I am not saying that hon. Members should be paid much more per se, but if they stick to their guns and stick by an honourable attitude to the job of a Back-Bench Member of Parliament or if they lose their seat or feel honour-bound to leave the House, they should not find themselves in such a ghastly disadvantaged position.

I do not think that people would begrudge the idea that the younger Members of Parliament—those under 55—should be dealt with more fairly. I know that some people have done their best with this resolution, but what they have done is typical of the civil servant top salary review cosy position. They have considered what they thought right, but they should consider what a Member of Parliament's job is. Members of Parliament should possibly be honoured more in the leaving than when they are here.

Hon. Members are not always equal—some have safe seats where the votes are weighed, not counted, and some have seats with small majorities, so it is a roulette wheel. I urge the House to consider the type of people that we need. We need those who are willing to stand up for principles and to take enough risks to come here in the first place. The resolution does nothing towards that. It helps those who are older, which is a good thing, but it does damn all for the younger hon. Member. Although we honour those going into the sunset, the sunrise of Parliament lies with the young, not with the retiring.

Photo of Mr John MacGregor Mr John MacGregor Chair, Privileges Committee, Lord President of the Council and Leader of the House Lords (Privy Council Office), Lord President of the Council and Leader of the House of Commons (Privy Council Office), Chair, Privileges Committee 9:26 pm, 22nd May 1991

The short answer to my hon.

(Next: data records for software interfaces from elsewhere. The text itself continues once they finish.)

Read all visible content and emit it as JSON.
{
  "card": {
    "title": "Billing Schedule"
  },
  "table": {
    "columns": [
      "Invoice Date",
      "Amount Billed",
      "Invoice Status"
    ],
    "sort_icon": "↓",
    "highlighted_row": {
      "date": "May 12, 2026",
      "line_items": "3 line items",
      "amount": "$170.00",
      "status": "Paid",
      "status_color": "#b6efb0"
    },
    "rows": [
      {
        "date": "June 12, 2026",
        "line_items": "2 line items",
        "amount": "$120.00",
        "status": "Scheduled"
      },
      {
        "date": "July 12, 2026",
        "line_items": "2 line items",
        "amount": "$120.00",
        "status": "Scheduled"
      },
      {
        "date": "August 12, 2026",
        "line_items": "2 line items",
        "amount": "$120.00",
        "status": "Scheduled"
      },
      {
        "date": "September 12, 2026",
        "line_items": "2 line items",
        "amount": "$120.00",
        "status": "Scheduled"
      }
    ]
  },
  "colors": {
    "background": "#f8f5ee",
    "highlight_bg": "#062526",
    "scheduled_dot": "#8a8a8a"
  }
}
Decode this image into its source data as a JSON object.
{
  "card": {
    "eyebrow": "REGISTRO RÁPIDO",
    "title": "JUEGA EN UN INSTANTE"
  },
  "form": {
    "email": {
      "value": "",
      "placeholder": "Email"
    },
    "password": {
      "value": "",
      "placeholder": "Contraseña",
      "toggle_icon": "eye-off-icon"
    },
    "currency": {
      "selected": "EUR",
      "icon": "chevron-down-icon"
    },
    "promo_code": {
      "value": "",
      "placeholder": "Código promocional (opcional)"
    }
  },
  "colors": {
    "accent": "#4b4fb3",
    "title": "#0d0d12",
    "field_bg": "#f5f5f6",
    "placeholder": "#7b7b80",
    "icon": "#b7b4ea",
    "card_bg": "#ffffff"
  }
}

Friend the Member for Birmingham, Selly Oak (Mr. Beaumont-Dark) is that we are not making changes to the existing system of resettlement grants for those leaving at a general election and who are under 65 because no one suggested that in the debate on 31 January. There were no complaints at that time, but general approval of the system.

The early-day motion showed that the concern arose for those over 65 and for the anomalies. That is why that issue was put to the Top Salaries Review Body. In paragraphs 6 and 9 of its report it makes clear the reasons why it believes that a change should be made in the form of the resolution. As the right hon. Member for Salford, East (Mr. Orme) said, it is a comparatively narrow point but one about which many hon. Members felt strongly. It is dealt with very well by the TSRB, and I commend the resolution to the House.

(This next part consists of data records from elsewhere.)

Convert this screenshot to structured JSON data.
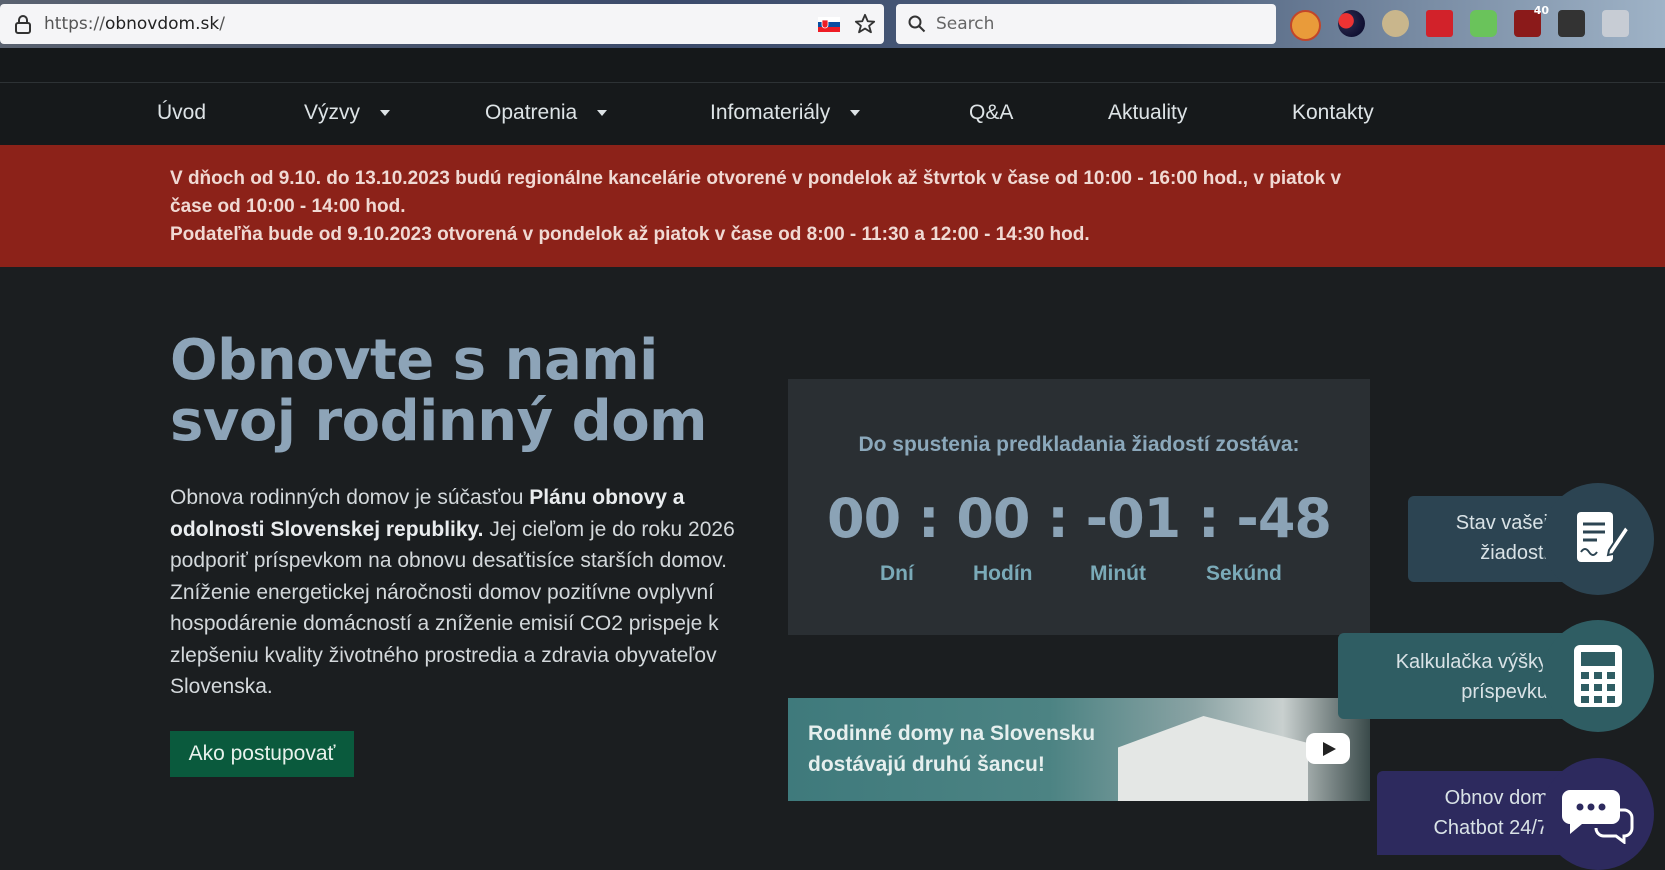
{
  "browser": {
    "url_prefix": "https://",
    "url_host": "obnovdom.sk",
    "url_suffix": "/",
    "search_placeholder": "Search",
    "badge_count": "40"
  },
  "nav": {
    "items": [
      {
        "label": "Úvod",
        "dropdown": false
      },
      {
        "label": "Výzvy",
        "dropdown": true
      },
      {
        "label": "Opatrenia",
        "dropdown": true
      },
      {
        "label": "Infomateriály",
        "dropdown": true
      },
      {
        "label": "Q&A",
        "dropdown": false
      },
      {
        "label": "Aktuality",
        "dropdown": false
      },
      {
        "label": "Kontakty",
        "dropdown": false
      }
    ]
  },
  "alert": {
    "line1": "V dňoch od 9.10. do 13.10.2023 budú regionálne kancelárie otvorené v pondelok až štvrtok v čase od 10:00 - 16:00 hod., v piatok v čase od 10:00 - 14:00 hod.",
    "line2": "Podateľňa bude od 9.10.2023 otvorená v pondelok až piatok v čase od 8:00 - 11:30 a 12:00 - 14:30 hod."
  },
  "hero": {
    "title": "Obnovte s nami svoj rodinný dom",
    "body_part1": "Obnova rodinných domov je súčasťou ",
    "body_bold": "Plánu obnovy a odolnosti Slovenskej republiky.",
    "body_part2": " Jej cieľom je do roku 2026 podporiť príspevkom na obnovu desaťtisíce starších domov. Zníženie energetickej náročnosti domov pozitívne ovplyvní hospodárenie domácností a zníženie emisií CO2 prispeje k zlepšeniu kvality životného prostredia a zdravia obyvateľov Slovenska.",
    "cta_label": "Ako postupovať"
  },
  "countdown": {
    "heading": "Do spustenia predkladania žiadostí zostáva:",
    "values": "00 : 00 : -01 : -48",
    "labels": [
      "Dní",
      "Hodín",
      "Minút",
      "Sekúnd"
    ]
  },
  "video": {
    "title": "Rodinné domy na Slovensku dostávajú druhú šancu!"
  },
  "widgets": {
    "status": {
      "line1": "Stav vašej",
      "line2": "žiadosti",
      "color": "#2c4452"
    },
    "calculator": {
      "line1": "Kalkulačka výšky",
      "line2": "príspevku",
      "color": "#2f5d63"
    },
    "chatbot": {
      "line1": "Obnov dom",
      "line2": "Chatbot 24/7",
      "color": "#2d2a5e"
    }
  },
  "colors": {
    "alert_bg": "#8c2219",
    "cta_bg": "#0a5a3d",
    "title_color": "#8da4b8"
  }
}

Question put and agreed to.

Resolved, That in the opinion of this House, on the dissolution of the present or any future Parliament—

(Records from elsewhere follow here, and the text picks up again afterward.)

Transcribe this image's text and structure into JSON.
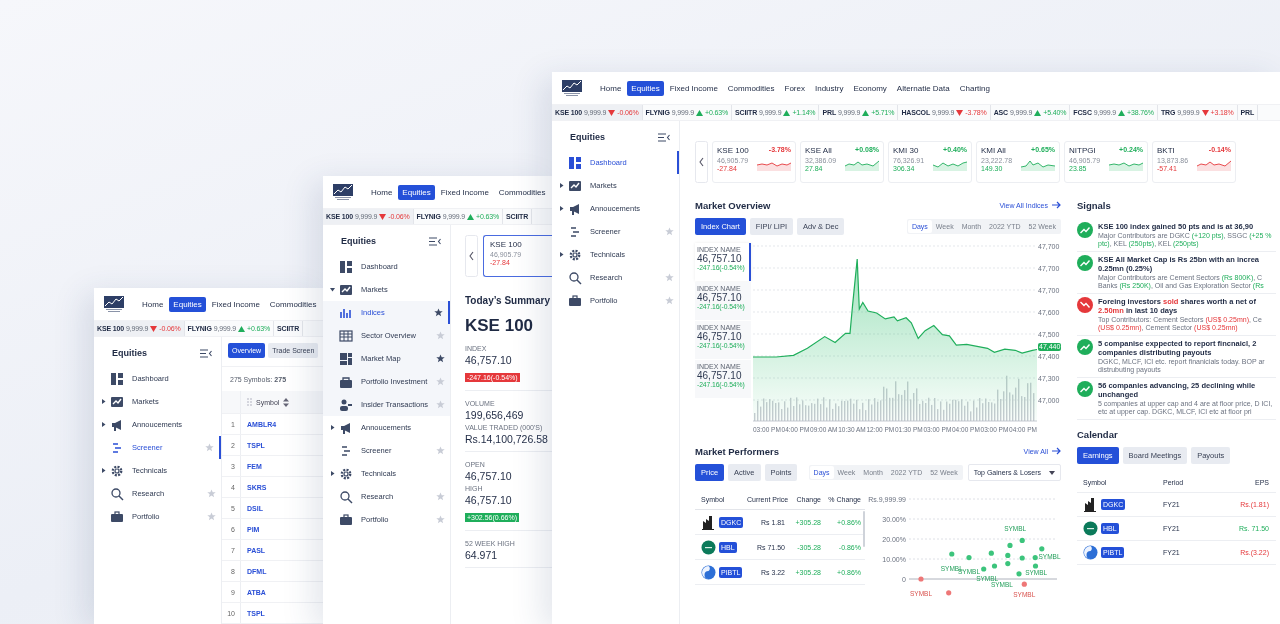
{
  "windows": [
    {
      "kind": "screener",
      "nav": [
        {
          "label": "Home",
          "selected": false
        },
        {
          "label": "Equities",
          "selected": true
        },
        {
          "label": "Fixed Income",
          "selected": false
        },
        {
          "label": "Commodities",
          "selected": false
        }
      ],
      "ticker": [
        {
          "symbol": "KSE 100",
          "price": "9,999.9",
          "change": "-0.06%",
          "rising": false,
          "selected": true
        },
        {
          "symbol": "FLYNIG",
          "price": "9,999.9",
          "change": "+0.63%",
          "rising": true,
          "selected": false
        },
        {
          "symbol": "SCIITR",
          "selected": false
        }
      ],
      "sidebar": {
        "title": "Equities",
        "items": [
          {
            "label": "Dashboard",
            "expandable": false,
            "selected": false
          },
          {
            "label": "Markets",
            "expandable": true,
            "expanded": false,
            "selected": false
          },
          {
            "label": "Annoucements",
            "expandable": true,
            "expanded": false,
            "selected": false
          },
          {
            "label": "Screener",
            "expandable": false,
            "favorite": false,
            "selected": true
          },
          {
            "label": "Technicals",
            "expandable": true,
            "expanded": false,
            "selected": false
          },
          {
            "label": "Research",
            "expandable": false,
            "favorite": false,
            "selected": false
          },
          {
            "label": "Portfolio",
            "expandable": false,
            "favorite": false,
            "selected": false
          }
        ]
      },
      "tabs": [
        {
          "label": "Overview",
          "selected": true
        },
        {
          "label": "Trade Screen",
          "selected": false
        }
      ],
      "summary": "275 Symbols: **275**",
      "table": {
        "columns": [
          "Symbol"
        ],
        "rows": [
          {
            "number": "1",
            "symbol": "AMBLR4"
          },
          {
            "number": "2",
            "symbol": "TSPL"
          },
          {
            "number": "3",
            "symbol": "FEM"
          },
          {
            "number": "4",
            "symbol": "SKRS"
          },
          {
            "number": "5",
            "symbol": "DSIL"
          },
          {
            "number": "6",
            "symbol": "PIM"
          },
          {
            "number": "7",
            "symbol": "PASL"
          },
          {
            "number": "8",
            "symbol": "DFML"
          },
          {
            "number": "9",
            "symbol": "ATBA"
          },
          {
            "number": "10",
            "symbol": "TSPL"
          }
        ]
      }
    },
    {
      "kind": "summary",
      "nav": [
        {
          "label": "Home",
          "selected": false
        },
        {
          "label": "Equities",
          "selected": true
        },
        {
          "label": "Fixed Income",
          "selected": false
        },
        {
          "label": "Commodities",
          "selected": false
        }
      ],
      "ticker": [
        {
          "symbol": "KSE 100",
          "price": "9,999.9",
          "change": "-0.06%",
          "rising": false,
          "selected": true
        },
        {
          "symbol": "FLYNIG",
          "price": "9,999.9",
          "change": "+0.63%",
          "rising": true,
          "selected": false
        },
        {
          "symbol": "SCIITR",
          "selected": false
        }
      ],
      "sidebar": {
        "title": "Equities",
        "items": [
          {
            "label": "Dashboard",
            "expandable": false,
            "selected": false
          },
          {
            "label": "Markets",
            "expandable": true,
            "expanded": true,
            "selected": false,
            "children": [
              {
                "label": "Indices",
                "favorite": true,
                "selected": true
              },
              {
                "label": "Sector Overview",
                "favorite": false,
                "selected": false
              },
              {
                "label": "Market Map",
                "favorite": true,
                "selected": false
              },
              {
                "label": "Portfolio Investment",
                "favorite": false,
                "selected": false
              },
              {
                "label": "Insider Transactions",
                "favorite": false,
                "selected": false
              }
            ]
          },
          {
            "label": "Annoucements",
            "expandable": true,
            "expanded": false,
            "selected": false
          },
          {
            "label": "Screener",
            "expandable": false,
            "favorite": false,
            "selected": false
          },
          {
            "label": "Technicals",
            "expandable": true,
            "expanded": false,
            "selected": false
          },
          {
            "label": "Research",
            "expandable": false,
            "favorite": false,
            "selected": false
          },
          {
            "label": "Portfolio",
            "expandable": false,
            "favorite": false,
            "selected": false
          }
        ]
      },
      "card": {
        "name": "KSE 100",
        "value": "46,905.79",
        "change": "-27.84",
        "rising": false,
        "selected": true
      },
      "title": "Today’s Summary",
      "index": "KSE 100",
      "stats": [
        {
          "label": "INDEX",
          "value": "46,757.10",
          "badge": "-247.16(-0.54%)",
          "rising": false
        },
        {
          "label": "VOLUME",
          "value": "199,656,469"
        },
        {
          "label": "VALUE TRADED (000'S)",
          "value": "Rs.14,100,726.58"
        },
        {
          "label": "OPEN",
          "value": "46,757.10"
        },
        {
          "label": "HIGH",
          "value": "46,757.10",
          "badge": "+302.56(0.66%)",
          "rising": true
        },
        {
          "label": "52 WEEK HIGH",
          "value": "64.971"
        }
      ]
    },
    {
      "kind": "dashboard",
      "nav": [
        {
          "label": "Home",
          "selected": false
        },
        {
          "label": "Equities",
          "selected": true
        },
        {
          "label": "Fixed Income",
          "selected": false
        },
        {
          "label": "Commodities",
          "selected": false
        },
        {
          "label": "Forex",
          "selected": false
        },
        {
          "label": "Industry",
          "selected": false
        },
        {
          "label": "Economy",
          "selected": false
        },
        {
          "label": "Alternatie Data",
          "selected": false
        },
        {
          "label": "Charting",
          "selected": false
        }
      ],
      "ticker": [
        {
          "symbol": "KSE 100",
          "price": "9,999.9",
          "change": "-0.06%",
          "rising": false,
          "selected": true
        },
        {
          "symbol": "FLYNIG",
          "price": "9,999.9",
          "change": "+0.63%",
          "rising": true,
          "selected": false
        },
        {
          "symbol": "SCIITR",
          "price": "9,999.9",
          "change": "+1.14%",
          "rising": true,
          "selected": false
        },
        {
          "symbol": "PRL",
          "price": "9,999.9",
          "change": "+5.71%",
          "rising": true,
          "selected": false
        },
        {
          "symbol": "HASCOL",
          "price": "9,999.9",
          "change": "-3.78%",
          "rising": false,
          "selected": false
        },
        {
          "symbol": "ASC",
          "price": "9,999.9",
          "change": "+5.40%",
          "rising": true,
          "selected": false
        },
        {
          "symbol": "FCSC",
          "price": "9,999.9",
          "change": "+38.76%",
          "rising": true,
          "selected": false
        },
        {
          "symbol": "TRG",
          "price": "9,999.9",
          "change": "+3.18%",
          "rising": false,
          "selected": false
        },
        {
          "symbol": "PRL",
          "selected": false
        }
      ],
      "sidebar": {
        "title": "Equities",
        "items": [
          {
            "label": "Dashboard",
            "expandable": false,
            "selected": true
          },
          {
            "label": "Markets",
            "expandable": true,
            "expanded": false,
            "selected": false
          },
          {
            "label": "Annoucements",
            "expandable": true,
            "expanded": false,
            "selected": false
          },
          {
            "label": "Screener",
            "expandable": false,
            "favorite": false,
            "selected": false
          },
          {
            "label": "Technicals",
            "expandable": true,
            "expanded": false,
            "selected": false
          },
          {
            "label": "Research",
            "expandable": false,
            "favorite": false,
            "selected": false
          },
          {
            "label": "Portfolio",
            "expandable": false,
            "favorite": false,
            "selected": false
          }
        ]
      },
      "index_cards": [
        {
          "name": "KSE 100",
          "value": "46,905.79",
          "change": "-27.84",
          "percent": "-3.78%",
          "rising": false
        },
        {
          "name": "KSE All",
          "value": "32,386.09",
          "change": "27.84",
          "percent": "+0.08%",
          "rising": true
        },
        {
          "name": "KMI 30",
          "value": "76,326.91",
          "change": "306.34",
          "percent": "+0.40%",
          "rising": true
        },
        {
          "name": "KMI All",
          "value": "23,222.78",
          "change": "149.30",
          "percent": "+0.65%",
          "rising": true
        },
        {
          "name": "NITPGI",
          "value": "46,905.79",
          "change": "23.85",
          "percent": "+0.24%",
          "rising": true
        },
        {
          "name": "BKTI",
          "value": "13,873.86",
          "change": "-57.41",
          "percent": "-0.14%",
          "rising": false
        }
      ],
      "market_overview": {
        "title": "Market Overview",
        "link": "View All Indices",
        "tabs": [
          {
            "label": "Index Chart",
            "selected": true
          },
          {
            "label": "FIPI/ LIPI",
            "selected": false
          },
          {
            "label": "Adv & Dec",
            "selected": false
          }
        ],
        "periods": [
          {
            "label": "Days",
            "selected": true
          },
          {
            "label": "Week",
            "selected": false
          },
          {
            "label": "Month",
            "selected": false
          },
          {
            "label": "2022 YTD",
            "selected": false
          },
          {
            "label": "52 Week",
            "selected": false
          }
        ],
        "indices": [
          {
            "label": "INDEX NAME",
            "value": "46,757.10",
            "change": "-247.16(-0.54%)",
            "selected": true
          },
          {
            "label": "INDEX NAME",
            "value": "46,757.10",
            "change": "-247.16(-0.54%)",
            "selected": false
          },
          {
            "label": "INDEX NAME",
            "value": "46,757.10",
            "change": "-247.16(-0.54%)",
            "selected": false
          },
          {
            "label": "INDEX NAME",
            "value": "46,757.10",
            "change": "-247.16(-0.54%)",
            "selected": false
          }
        ],
        "y_labels": [
          "47,700",
          "47,700",
          "47,700",
          "47,600",
          "47,500",
          "47,400",
          "47,300",
          "47,000"
        ],
        "last_price": "47,440",
        "x_labels": [
          "03:00 PM",
          "04:00 PM",
          "09:00 AM",
          "10:30 AM",
          "12:00 PM",
          "01:30 PM",
          "03:00 PM",
          "04:00 PM",
          "03:00 PM",
          "04:00 PM"
        ]
      },
      "signals": {
        "title": "Signals",
        "items": [
          {
            "rising": true,
            "title": [
              {
                "text": "KSE 100 index gained 50 pts and is at 36,90"
              }
            ],
            "detail": [
              {
                "text": "Major Contributors are DGKC "
              },
              {
                "text": "(+120 pts)",
                "emphasis": true
              },
              {
                "text": ", SSGC "
              },
              {
                "text": "(+25 % ptc)",
                "emphasis": true
              },
              {
                "text": ", KEL "
              },
              {
                "text": "(250pts)",
                "emphasis": true
              },
              {
                "text": ", KEL "
              },
              {
                "text": "(250pts)",
                "emphasis": true
              }
            ]
          },
          {
            "rising": true,
            "title": [
              {
                "text": "KSE All Market Cap is Rs 25bn with an increa 0.25mn (0.25%)"
              }
            ],
            "detail": [
              {
                "text": "Major Contributors are Cement Sectors "
              },
              {
                "text": "(Rs 800K)",
                "emphasis": true
              },
              {
                "text": ", C Banks "
              },
              {
                "text": "(Rs 250K)",
                "emphasis": true
              },
              {
                "text": ", Oil and Gas Exploration Sector "
              },
              {
                "text": "(Rs",
                "emphasis": true
              }
            ]
          },
          {
            "rising": false,
            "title": [
              {
                "text": "Foreing investors "
              },
              {
                "text": "sold",
                "emphasis": true
              },
              {
                "text": " shares worth a net of "
              },
              {
                "text": "2.50mn",
                "emphasis": true
              },
              {
                "text": " in last 10 days"
              }
            ],
            "detail": [
              {
                "text": "Top Contributors: Cement Sectors "
              },
              {
                "text": "(US$ 0.25mn)",
                "emphasis": true
              },
              {
                "text": ", Ce "
              },
              {
                "text": "(US$ 0.25mn)",
                "emphasis": true
              },
              {
                "text": ", Cement Sector "
              },
              {
                "text": "(US$ 0.25mn)",
                "emphasis": true
              }
            ]
          },
          {
            "rising": true,
            "title": [
              {
                "text": "5 companise exppected to report fincnaicl, 2 companies distributing payouts"
              }
            ],
            "detail": [
              {
                "text": "DGKC, MLCF, ICI etc. report finanicials today. BOP ar distrubuting payouts"
              }
            ]
          },
          {
            "rising": true,
            "title": [
              {
                "text": "56 companies advancing, 25 declining while unchanged"
              }
            ],
            "detail": [
              {
                "text": "5 companies at upper cap and 4 are at floor price, D ICI, etc at upper cap. DGKC, MLCF, ICI etc at floor pri"
              }
            ]
          }
        ]
      },
      "market_performers": {
        "title": "Market Performers",
        "link": "View All",
        "tabs": [
          {
            "label": "Price",
            "selected": true
          },
          {
            "label": "Active",
            "selected": false
          },
          {
            "label": "Points",
            "selected": false
          }
        ],
        "periods": [
          {
            "label": "Days",
            "selected": true
          },
          {
            "label": "Week",
            "selected": false
          },
          {
            "label": "Month",
            "selected": false
          },
          {
            "label": "2022 YTD",
            "selected": false
          },
          {
            "label": "52 Week",
            "selected": false
          }
        ],
        "dropdown": "Top Gainers & Losers",
        "columns": [
          "Symbol",
          "Current Price",
          "Change",
          "% Change"
        ],
        "rows": [
          {
            "symbol": "DGKC",
            "price": "Rs 1.81",
            "change": "+305.28",
            "percent": "+0.86%",
            "positive": true
          },
          {
            "symbol": "HBL",
            "price": "Rs 71.50",
            "change": "-305.28",
            "percent": "-0.86%",
            "positive": true
          },
          {
            "symbol": "PIBTL",
            "price": "Rs 3.22",
            "change": "+305.28",
            "percent": "+0.86%",
            "positive": true
          }
        ],
        "scatter": {
          "y_labels": [
            "Rs.9,999.99",
            "30.00%",
            "20.00%",
            "10.00%",
            "0"
          ],
          "point_labels": [
            "SYMBL",
            "SYMBL",
            "SYMBL",
            "SYMBL",
            "SYMBL",
            "SYMBL",
            "SYMBL",
            "SYMBL",
            "SYMBL"
          ]
        }
      },
      "calendar": {
        "title": "Calendar",
        "tabs": [
          {
            "label": "Earnings",
            "selected": true
          },
          {
            "label": "Board Meetings",
            "selected": false
          },
          {
            "label": "Payouts",
            "selected": false
          }
        ],
        "columns": [
          "Symbol",
          "Period",
          "EPS"
        ],
        "rows": [
          {
            "symbol": "DGKC",
            "period": "FY21",
            "eps": "Rs.(1.81)",
            "positive": false
          },
          {
            "symbol": "HBL",
            "period": "FY21",
            "eps": "Rs. 71.50",
            "positive": true
          },
          {
            "symbol": "PIBTL",
            "period": "FY21",
            "eps": "Rs.(3.22)",
            "positive": false
          }
        ]
      }
    }
  ]
}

  1. (1) A grant should be payable to any person who is a Member of this House immediately before the dissolution and at the general election consequent upon the dissolution either does not stand for election to this House or, if he does, is not elected.
  2. (2) The amount of the grant in the case of any such person should be equal to the relevant percentage of a year's salary at the highest rate payable to Members of this House immediately before the dissolution, the relevant percentage for this purpose being that shown in the following Table in relation to—
    1. (a) his age at the dissolution; and
    2. (b) the number of years for which he has served as a Member of this House before the dissolution.

Table
Percentages of Yearly Salary
Number of years of service
AgeUnder 10101112131415 or over
Under 5050505050505050
5050505254565860
5150525558626568
5250545863677276
5350566267737884
5450586572788592
55 to 64506068768492100
6550586572788592
6650566267737884
6750545863677276
6850525558626568
6950505254565860
70 or over50505050505050

(3) In calculating for the purposes of paragraph (2) the number of years for which a person has served as a Member of this House before the dissolution, there should be disregarded—

  1. (a) any fraction of a year for which he has so served; and
  2. (b) if a grant was payable to him under this Resolution or any of the former resettlement grant Resolutions on any previous occasion, any period of service which was taken into account or disregarded on that occasion;
and in this paragraph 'the former resettlement grant Resolutions' means the second Resolution of 20th December 1971, the fourth Resolution of 4th March 1980 and the third Resolution of 19th July 1983.